The prophetic voice and social action brought about a new order focussed on reconciliation and unity.
But it wasn’t without conflict.
My lecturer commented, saying this:
Disruption is a way of God’s movement in the world. Disruption and challenging unjust laws and situations of oppression must continue! God’s epiphanies always bring a demand for continuing healing, unity, reconciliation and making sure everybody has a dignified life.
Our pursuit of justice cannot be divorced from our humble walk of discipleship. In the same way, our humble walk of discipleship cannot be divorced from our pursuit of justice. We are called to act justly, love mercy and walk humbly with our God.
The question for us now is, what are the current social justice issues, whether they be local, national or international, which demand prophetic voice and action? Ecology? Discrimination?

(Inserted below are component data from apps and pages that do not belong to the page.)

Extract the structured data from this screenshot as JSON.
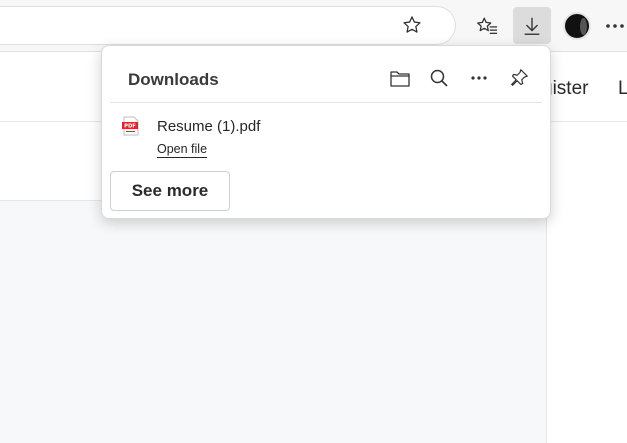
{
  "browser": {
    "favorites_star": "star-icon",
    "favorites": "favorites-icon",
    "downloads": "download-icon",
    "profile": "profile-avatar",
    "more": "more-icon"
  },
  "page": {
    "nav_register": "gister",
    "nav_partial": "L"
  },
  "downloads_panel": {
    "title": "Downloads",
    "actions": [
      "open-folder-icon",
      "search-icon",
      "more-options-icon",
      "pin-icon"
    ],
    "items": [
      {
        "file_name": "Resume (1).pdf",
        "action_label": "Open file",
        "icon": "pdf-file-icon",
        "icon_text": "PDF"
      }
    ],
    "see_more_label": "See more"
  },
  "colors": {
    "toolbar_bg": "#f7f7f7",
    "active_button": "#dcdcdc",
    "pdf_red": "#d7282f"
  }
}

Poverty?
How will we continue to act justly, love mercy and walk humbly with God?
C) Commemoration and Reconciliation: The Battle of Gate Pa
Last year the people of Tauranga Moana commemorated 150 years since the Battle of Gate Pa. This has come from a desire to continue to establish reconciliation between Maori and Pakeha.
The Battle of Gate Pa was one of a number of armed conflicts over land ownership and occupation which occurred during the mid 1800’s. The British military were unmerciful in their attack while they were drafting their plans; the Maori warriors were drawing up a revolutionary and merciful Code of Conduct, which stipulated that wounded soldiers were not to be mutilated or maltreated.
During the battle this Code of Conduct was honoured. We see this in the actions of Heni Te Kiri Karamu, the sister of a Maori warrior, when she distributed water to the wounded and dying Lieutenant-Colonel Booth and other British soldiers.
Heni demonstrated a love for the enemy as she came to the aid of those in need. Her actions echo the actions of the Good Samaritan, who risked life and limb to care for the perceived enemy. It appears that Heni took seriously the instruction to ‘go and do likewise’
Her life exemplified that of Christ Jesus who came to his enemies in their time of need and endured conflict and abuse because of a desire to reconcile them to the God of love.
In this story we see that even in the midst of the darkness of battle and the bounds of war, the God is peace is made known – this is a place of epiphany, a place where the presence of the Spirit of God is seen and experienced.
In our commemoration we seek reconciliation.
The Battle of Gate Pa Exhibition will be open again on Friday, Saturday and Sunday. This exhibition tells the story of the battle from two perspectives; a local Maori warrior and a British soldier who had left the Industrial Revolution in England as a young man before travelling to New Zealand with the infantry. The two pathways of the exhibition encourage us to view our shared history from the perspective of ‘the other’ – a key task of reconciliation.
The current challenge for us, the people of Tauranga Moana, is to continue along this path of restoration. The Spirit of God has begun a good work among the people of Tauranga Moana. The Kingdom of God has come and is coming to bring peace to the conflicted, health to the wounded, and love to the enemy. Will we perceive it and participate in it? In what ways are we being asked to extend love to our enemies here and now? What is the Code of Conduct for the current battles we face?
God’s presence has been encountered throughout the history of our nation. God is reconciling us to himself and to one another. Our role is to testify to God’s presence among us in our history and to be attentive to the coming of Christ in our midst here and now.